Problem details:
Count the lines of the data below that include the string "domain", and provide nothing but the result.

Data extract:
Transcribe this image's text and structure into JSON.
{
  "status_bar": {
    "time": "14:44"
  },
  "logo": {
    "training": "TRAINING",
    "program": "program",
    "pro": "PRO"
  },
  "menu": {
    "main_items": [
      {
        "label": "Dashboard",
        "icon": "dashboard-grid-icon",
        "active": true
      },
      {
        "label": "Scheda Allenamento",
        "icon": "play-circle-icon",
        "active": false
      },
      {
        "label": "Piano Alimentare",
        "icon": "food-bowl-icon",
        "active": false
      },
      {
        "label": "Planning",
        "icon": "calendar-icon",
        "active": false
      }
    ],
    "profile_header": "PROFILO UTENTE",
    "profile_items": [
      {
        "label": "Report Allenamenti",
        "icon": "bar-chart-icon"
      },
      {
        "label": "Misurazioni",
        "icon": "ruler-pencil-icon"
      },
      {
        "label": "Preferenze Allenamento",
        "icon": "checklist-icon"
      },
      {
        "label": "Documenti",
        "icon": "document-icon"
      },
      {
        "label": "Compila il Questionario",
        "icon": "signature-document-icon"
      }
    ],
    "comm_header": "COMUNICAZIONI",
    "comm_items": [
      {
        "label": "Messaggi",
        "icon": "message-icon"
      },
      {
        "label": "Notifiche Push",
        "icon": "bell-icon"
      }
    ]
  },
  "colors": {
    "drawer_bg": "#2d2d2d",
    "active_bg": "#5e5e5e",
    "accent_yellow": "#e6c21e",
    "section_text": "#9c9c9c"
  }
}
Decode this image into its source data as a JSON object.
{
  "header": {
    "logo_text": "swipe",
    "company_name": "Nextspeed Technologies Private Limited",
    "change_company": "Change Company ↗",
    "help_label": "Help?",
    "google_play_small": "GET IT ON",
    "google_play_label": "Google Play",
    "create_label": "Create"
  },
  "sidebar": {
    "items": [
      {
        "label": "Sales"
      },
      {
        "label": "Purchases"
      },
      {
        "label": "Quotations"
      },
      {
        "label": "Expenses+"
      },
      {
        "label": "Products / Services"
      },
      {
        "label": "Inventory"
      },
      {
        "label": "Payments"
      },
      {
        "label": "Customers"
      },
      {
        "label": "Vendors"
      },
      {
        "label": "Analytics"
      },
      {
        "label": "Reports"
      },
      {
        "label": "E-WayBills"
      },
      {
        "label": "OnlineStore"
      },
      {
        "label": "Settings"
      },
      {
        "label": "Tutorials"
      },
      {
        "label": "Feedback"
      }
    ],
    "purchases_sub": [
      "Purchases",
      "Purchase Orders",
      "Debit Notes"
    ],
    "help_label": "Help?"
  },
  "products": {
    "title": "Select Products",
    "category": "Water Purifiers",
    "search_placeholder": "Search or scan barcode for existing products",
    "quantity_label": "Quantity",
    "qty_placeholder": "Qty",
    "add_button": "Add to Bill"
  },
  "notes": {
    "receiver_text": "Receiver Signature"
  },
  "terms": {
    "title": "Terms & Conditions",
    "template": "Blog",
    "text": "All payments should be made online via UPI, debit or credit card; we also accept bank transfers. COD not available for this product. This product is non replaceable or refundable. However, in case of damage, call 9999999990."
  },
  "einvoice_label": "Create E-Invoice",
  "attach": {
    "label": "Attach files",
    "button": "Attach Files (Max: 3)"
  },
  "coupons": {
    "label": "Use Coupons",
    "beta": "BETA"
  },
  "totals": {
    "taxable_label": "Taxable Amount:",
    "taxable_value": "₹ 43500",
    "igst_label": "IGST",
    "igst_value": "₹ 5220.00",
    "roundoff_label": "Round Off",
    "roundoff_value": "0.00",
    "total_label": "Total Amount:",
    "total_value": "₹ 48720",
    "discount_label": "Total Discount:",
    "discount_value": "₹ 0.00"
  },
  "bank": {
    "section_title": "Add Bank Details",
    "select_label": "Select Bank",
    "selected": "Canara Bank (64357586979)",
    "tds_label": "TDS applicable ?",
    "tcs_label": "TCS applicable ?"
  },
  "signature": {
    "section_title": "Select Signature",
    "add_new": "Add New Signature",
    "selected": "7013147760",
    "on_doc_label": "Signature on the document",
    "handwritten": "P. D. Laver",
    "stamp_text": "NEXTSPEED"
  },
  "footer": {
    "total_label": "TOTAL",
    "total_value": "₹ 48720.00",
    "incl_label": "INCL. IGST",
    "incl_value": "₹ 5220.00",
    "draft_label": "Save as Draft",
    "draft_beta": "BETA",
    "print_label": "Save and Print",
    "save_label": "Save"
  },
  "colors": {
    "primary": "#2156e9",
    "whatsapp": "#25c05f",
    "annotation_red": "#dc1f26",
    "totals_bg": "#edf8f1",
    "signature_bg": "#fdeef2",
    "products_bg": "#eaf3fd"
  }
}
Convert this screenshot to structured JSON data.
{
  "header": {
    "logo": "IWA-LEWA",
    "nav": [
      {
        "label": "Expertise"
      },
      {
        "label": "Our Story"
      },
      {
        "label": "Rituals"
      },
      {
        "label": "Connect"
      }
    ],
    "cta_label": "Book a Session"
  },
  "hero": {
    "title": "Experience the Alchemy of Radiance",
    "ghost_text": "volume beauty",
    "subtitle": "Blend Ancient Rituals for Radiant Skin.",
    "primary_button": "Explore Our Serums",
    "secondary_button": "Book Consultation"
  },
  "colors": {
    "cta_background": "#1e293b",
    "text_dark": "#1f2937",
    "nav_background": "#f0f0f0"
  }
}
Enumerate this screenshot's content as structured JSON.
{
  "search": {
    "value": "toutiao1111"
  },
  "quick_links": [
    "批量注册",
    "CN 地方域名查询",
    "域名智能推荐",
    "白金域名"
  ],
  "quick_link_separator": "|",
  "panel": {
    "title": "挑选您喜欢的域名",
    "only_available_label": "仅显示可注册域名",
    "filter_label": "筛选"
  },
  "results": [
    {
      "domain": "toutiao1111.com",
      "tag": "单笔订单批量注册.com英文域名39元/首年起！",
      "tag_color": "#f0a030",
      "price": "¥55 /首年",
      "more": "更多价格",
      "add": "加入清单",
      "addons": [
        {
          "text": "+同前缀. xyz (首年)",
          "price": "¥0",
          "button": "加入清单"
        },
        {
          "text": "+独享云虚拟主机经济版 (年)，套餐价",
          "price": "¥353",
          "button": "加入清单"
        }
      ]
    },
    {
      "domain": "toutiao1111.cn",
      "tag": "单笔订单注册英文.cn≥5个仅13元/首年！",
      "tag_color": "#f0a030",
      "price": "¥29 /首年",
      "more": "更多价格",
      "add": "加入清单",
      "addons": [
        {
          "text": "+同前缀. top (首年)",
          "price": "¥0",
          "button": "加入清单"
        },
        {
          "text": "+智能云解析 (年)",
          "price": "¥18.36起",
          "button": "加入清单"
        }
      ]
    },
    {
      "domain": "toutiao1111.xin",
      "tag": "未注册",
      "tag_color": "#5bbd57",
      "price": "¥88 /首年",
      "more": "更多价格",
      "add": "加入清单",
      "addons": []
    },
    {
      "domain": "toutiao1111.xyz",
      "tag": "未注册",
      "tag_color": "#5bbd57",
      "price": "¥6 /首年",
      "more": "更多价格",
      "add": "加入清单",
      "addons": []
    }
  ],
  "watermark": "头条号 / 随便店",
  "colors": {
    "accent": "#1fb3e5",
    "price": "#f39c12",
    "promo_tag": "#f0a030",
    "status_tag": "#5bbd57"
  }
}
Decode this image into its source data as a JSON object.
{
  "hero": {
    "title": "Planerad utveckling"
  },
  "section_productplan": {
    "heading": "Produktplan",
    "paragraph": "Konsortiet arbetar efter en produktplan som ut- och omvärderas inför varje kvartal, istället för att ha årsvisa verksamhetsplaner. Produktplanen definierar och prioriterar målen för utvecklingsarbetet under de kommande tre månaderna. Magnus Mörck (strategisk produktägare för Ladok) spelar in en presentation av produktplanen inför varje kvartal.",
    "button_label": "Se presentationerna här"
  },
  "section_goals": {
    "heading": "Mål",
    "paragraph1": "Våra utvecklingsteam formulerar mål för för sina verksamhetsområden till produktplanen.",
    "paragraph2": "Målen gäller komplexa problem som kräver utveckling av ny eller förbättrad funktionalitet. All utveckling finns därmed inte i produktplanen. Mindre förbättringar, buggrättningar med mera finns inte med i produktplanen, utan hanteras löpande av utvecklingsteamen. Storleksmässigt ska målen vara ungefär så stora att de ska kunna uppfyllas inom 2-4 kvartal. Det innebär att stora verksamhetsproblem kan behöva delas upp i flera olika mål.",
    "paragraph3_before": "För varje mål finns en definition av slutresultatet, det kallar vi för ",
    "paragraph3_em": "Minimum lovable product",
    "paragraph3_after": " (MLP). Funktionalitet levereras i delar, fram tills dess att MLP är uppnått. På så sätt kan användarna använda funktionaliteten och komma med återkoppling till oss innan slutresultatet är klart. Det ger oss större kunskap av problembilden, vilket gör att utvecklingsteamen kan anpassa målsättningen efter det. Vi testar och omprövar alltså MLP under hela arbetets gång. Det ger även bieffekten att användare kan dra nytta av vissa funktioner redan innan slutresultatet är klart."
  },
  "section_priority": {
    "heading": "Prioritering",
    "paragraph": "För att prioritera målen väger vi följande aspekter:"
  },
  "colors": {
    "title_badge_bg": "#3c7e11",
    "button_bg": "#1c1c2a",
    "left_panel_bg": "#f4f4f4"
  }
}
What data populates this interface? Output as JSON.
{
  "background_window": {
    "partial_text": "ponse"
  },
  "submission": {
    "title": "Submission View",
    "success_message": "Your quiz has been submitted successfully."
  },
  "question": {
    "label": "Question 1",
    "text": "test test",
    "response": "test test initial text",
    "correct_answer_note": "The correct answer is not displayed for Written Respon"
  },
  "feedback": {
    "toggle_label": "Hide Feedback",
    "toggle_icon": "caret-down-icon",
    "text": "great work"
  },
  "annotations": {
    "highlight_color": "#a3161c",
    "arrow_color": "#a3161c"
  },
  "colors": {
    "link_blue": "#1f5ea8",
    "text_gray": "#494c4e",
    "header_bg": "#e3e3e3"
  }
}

Response:
4